··· Recorded information ···
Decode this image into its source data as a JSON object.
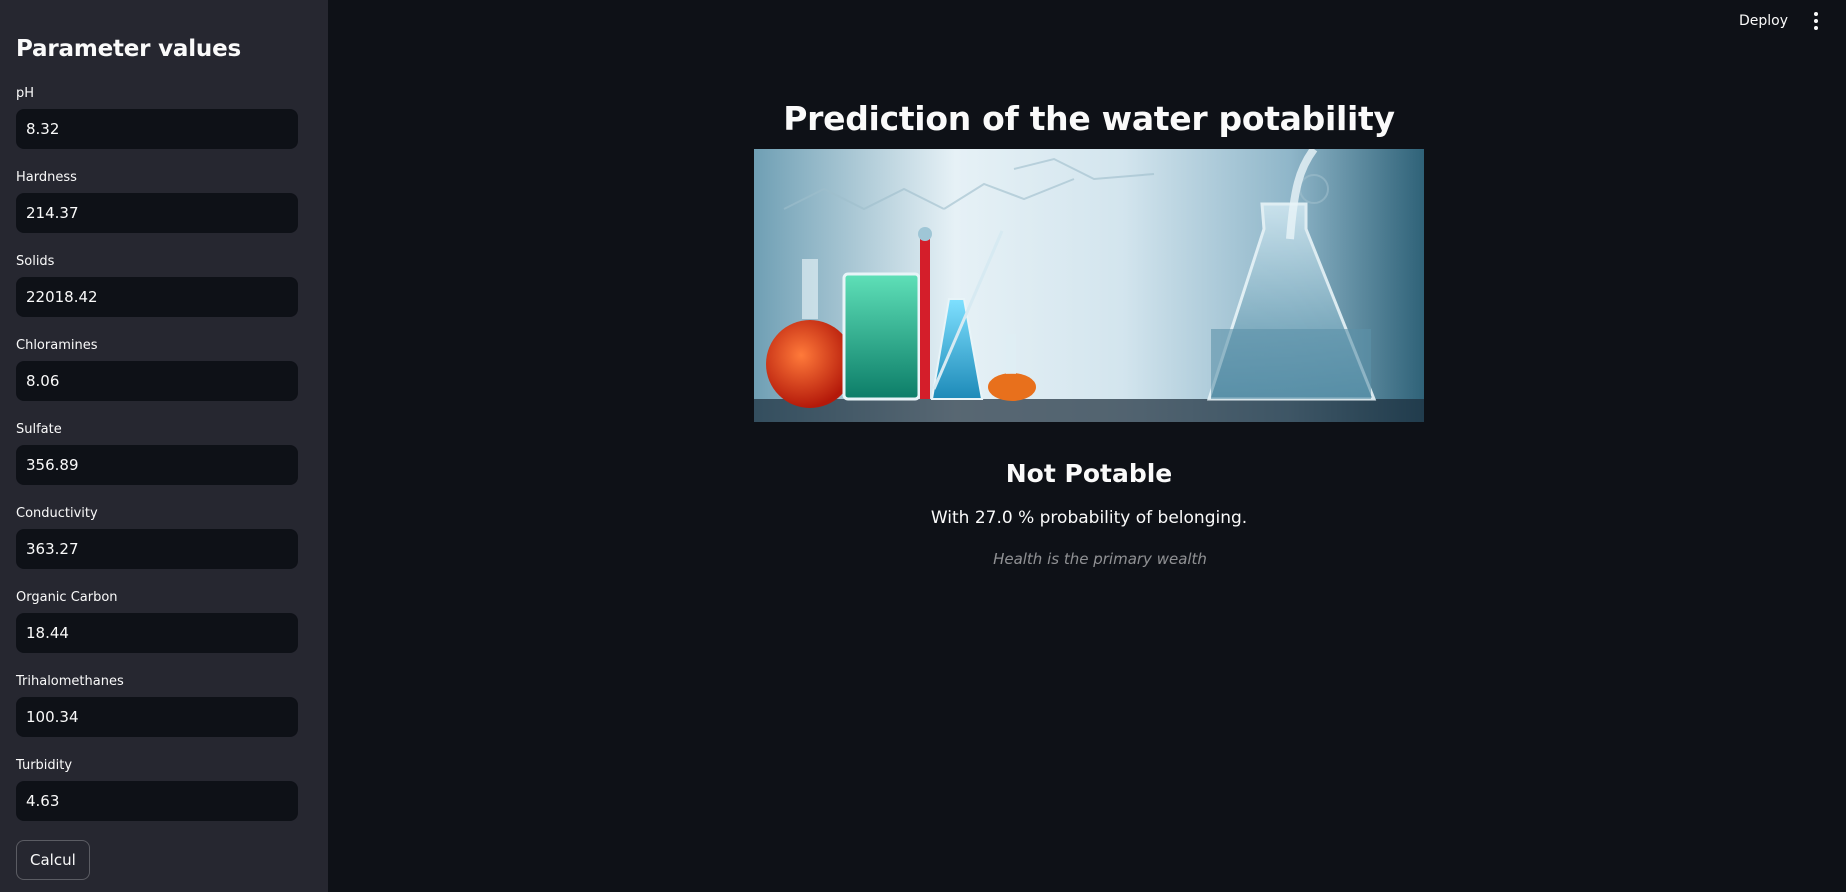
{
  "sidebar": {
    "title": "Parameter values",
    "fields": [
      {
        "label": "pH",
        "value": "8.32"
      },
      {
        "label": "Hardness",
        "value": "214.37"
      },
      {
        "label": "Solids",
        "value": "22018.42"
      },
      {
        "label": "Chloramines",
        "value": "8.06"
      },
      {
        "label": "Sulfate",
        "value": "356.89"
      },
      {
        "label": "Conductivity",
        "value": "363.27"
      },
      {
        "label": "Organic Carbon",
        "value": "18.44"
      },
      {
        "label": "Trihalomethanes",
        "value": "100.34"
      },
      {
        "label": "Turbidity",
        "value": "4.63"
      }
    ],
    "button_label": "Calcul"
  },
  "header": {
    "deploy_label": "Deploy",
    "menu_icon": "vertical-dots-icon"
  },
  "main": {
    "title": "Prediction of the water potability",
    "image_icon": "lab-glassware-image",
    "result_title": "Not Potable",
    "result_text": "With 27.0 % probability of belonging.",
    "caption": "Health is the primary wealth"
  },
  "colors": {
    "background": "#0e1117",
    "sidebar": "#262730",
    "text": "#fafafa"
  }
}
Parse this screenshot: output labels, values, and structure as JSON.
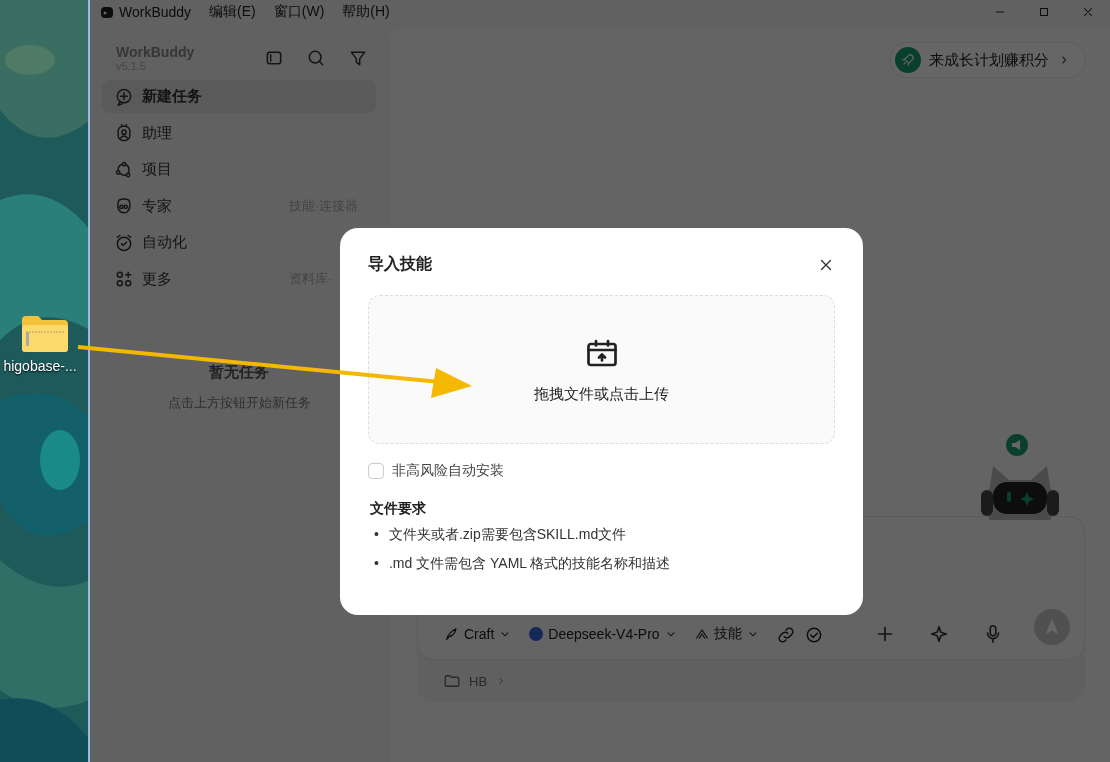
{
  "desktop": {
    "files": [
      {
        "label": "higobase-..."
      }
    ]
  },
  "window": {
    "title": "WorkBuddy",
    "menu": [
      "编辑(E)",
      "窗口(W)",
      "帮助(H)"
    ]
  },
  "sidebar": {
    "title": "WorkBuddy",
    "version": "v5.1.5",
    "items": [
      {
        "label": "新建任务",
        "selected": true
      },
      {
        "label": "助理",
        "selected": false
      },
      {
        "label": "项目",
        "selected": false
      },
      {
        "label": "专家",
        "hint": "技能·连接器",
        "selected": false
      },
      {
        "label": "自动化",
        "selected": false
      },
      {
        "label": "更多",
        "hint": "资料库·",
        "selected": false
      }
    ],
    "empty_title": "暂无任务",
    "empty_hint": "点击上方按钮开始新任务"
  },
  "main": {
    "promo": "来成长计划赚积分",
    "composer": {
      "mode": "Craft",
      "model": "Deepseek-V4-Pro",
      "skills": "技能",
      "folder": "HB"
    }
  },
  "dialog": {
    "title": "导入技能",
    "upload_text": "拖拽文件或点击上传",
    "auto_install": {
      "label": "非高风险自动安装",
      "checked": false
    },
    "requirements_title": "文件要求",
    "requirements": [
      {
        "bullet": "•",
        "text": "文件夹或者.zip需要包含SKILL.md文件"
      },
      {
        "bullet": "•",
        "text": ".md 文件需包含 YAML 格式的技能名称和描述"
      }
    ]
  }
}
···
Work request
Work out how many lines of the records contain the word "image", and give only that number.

The answer
2